As we move into the New Year, a question that is probably on the minds of many is: What is the outlook this year for oil supply and demand? It seems that demand will continue to be high, but likely less than 2015. 2015 global oil demand stood at 93.75 mbpd (million barrels per day) as a consensus figure from the IEA/EIA/OPEC reports, up 1.55 mbpd from 2014. Demand is estimated to grow by 1.29 mbpd this year to 95.04 mbpd.
Looking back upon 2015, we all know how bearish the market has been. From blogs about the global glut of crude to the possibility of more and more product entering the market, oversupply has been a repetitive topic for a while now. Non-OPEC supply, which jumped 1.06 mbpd to 57.87 in 2015, will fall to 57.52 mbpd in 2016, forecasters predict. The EIA sees U.S. domestic production declining by 570,000 bpd to 8.76 mbpd after gaining 630,000 bpd in 2015. Given the non-OPEC decrease in supply, this year is bound to be tighter than 2015. An interesting quote by Raymond James (an American diversified holding company) explains their outlook on 2016: “While it may take a couple of quarters to play out, we see clear evidence that global oil demand is already responding, and global oil supply is poised to slow enough to leave the market substantially undersupplied by the end of 2016, lasting through 2018."
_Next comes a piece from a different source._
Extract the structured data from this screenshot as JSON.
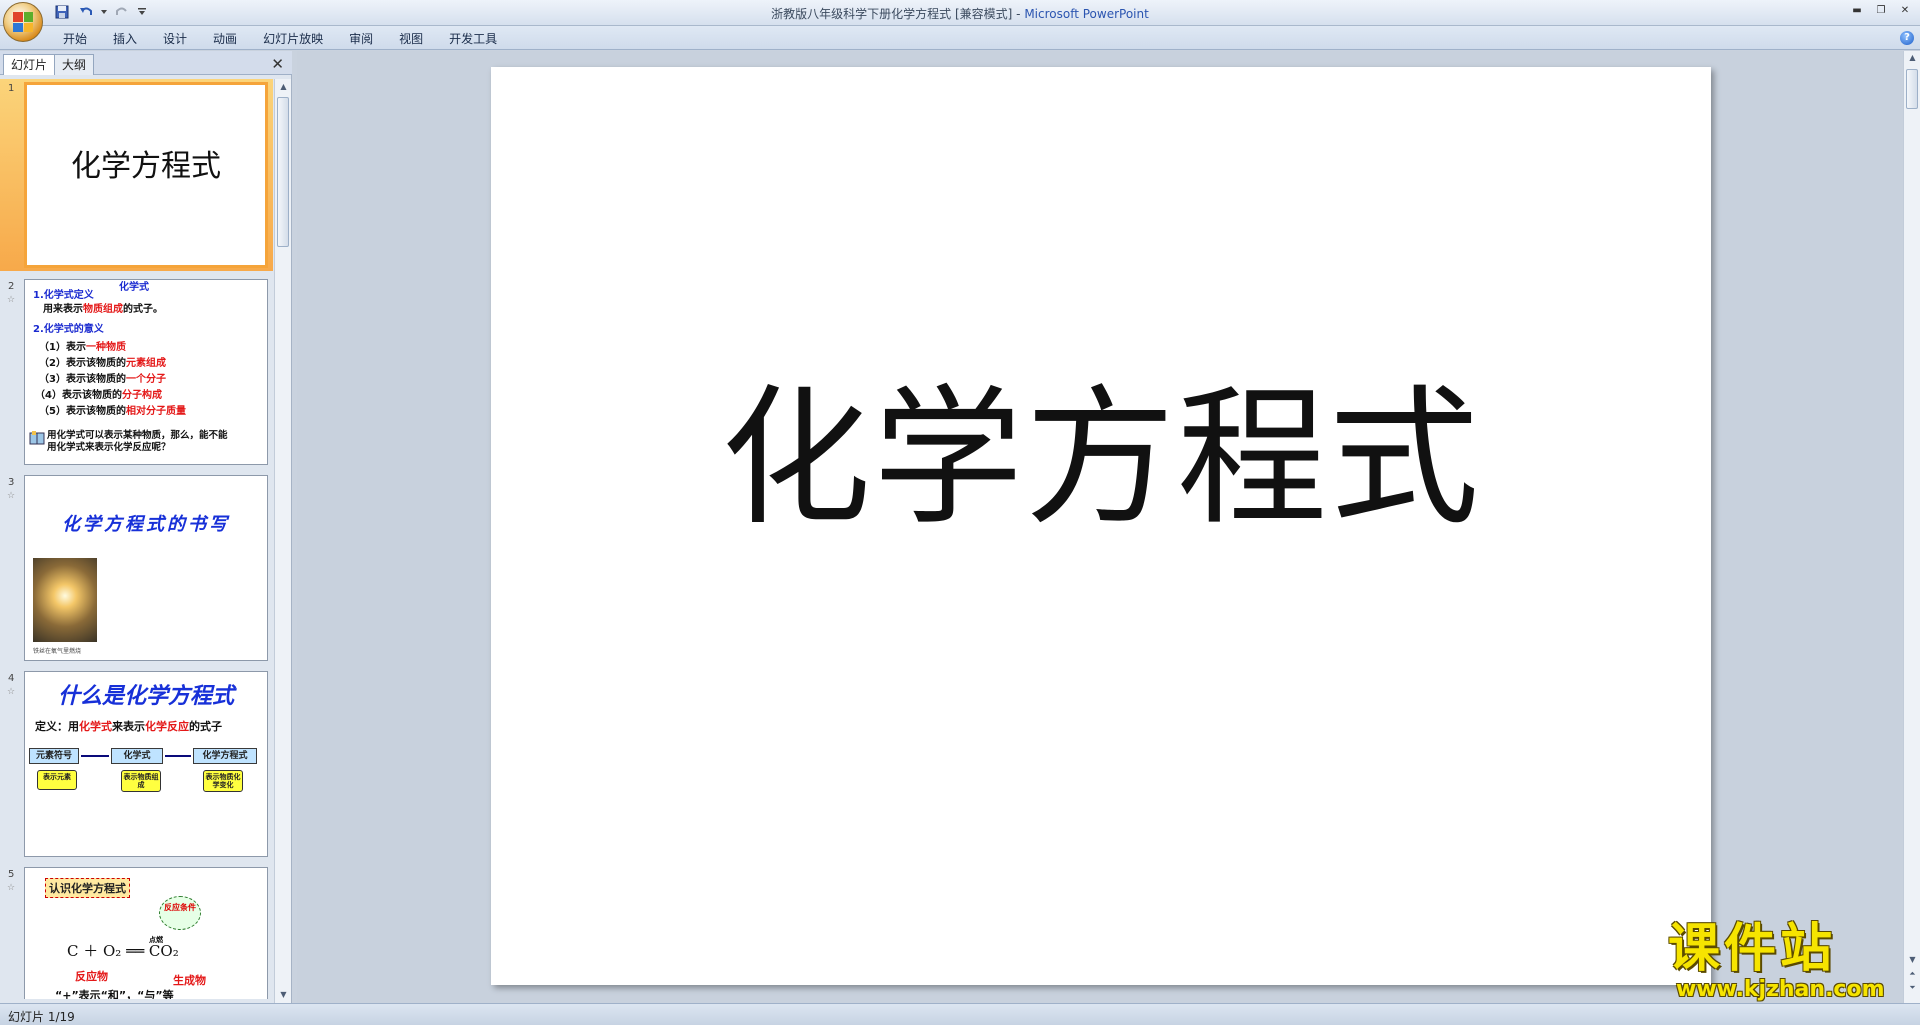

A quick focus on today’s news as of 1pm E.T., shows diesel standing flat, gasoline is down -$.0358, and crude is down $-.87 cents.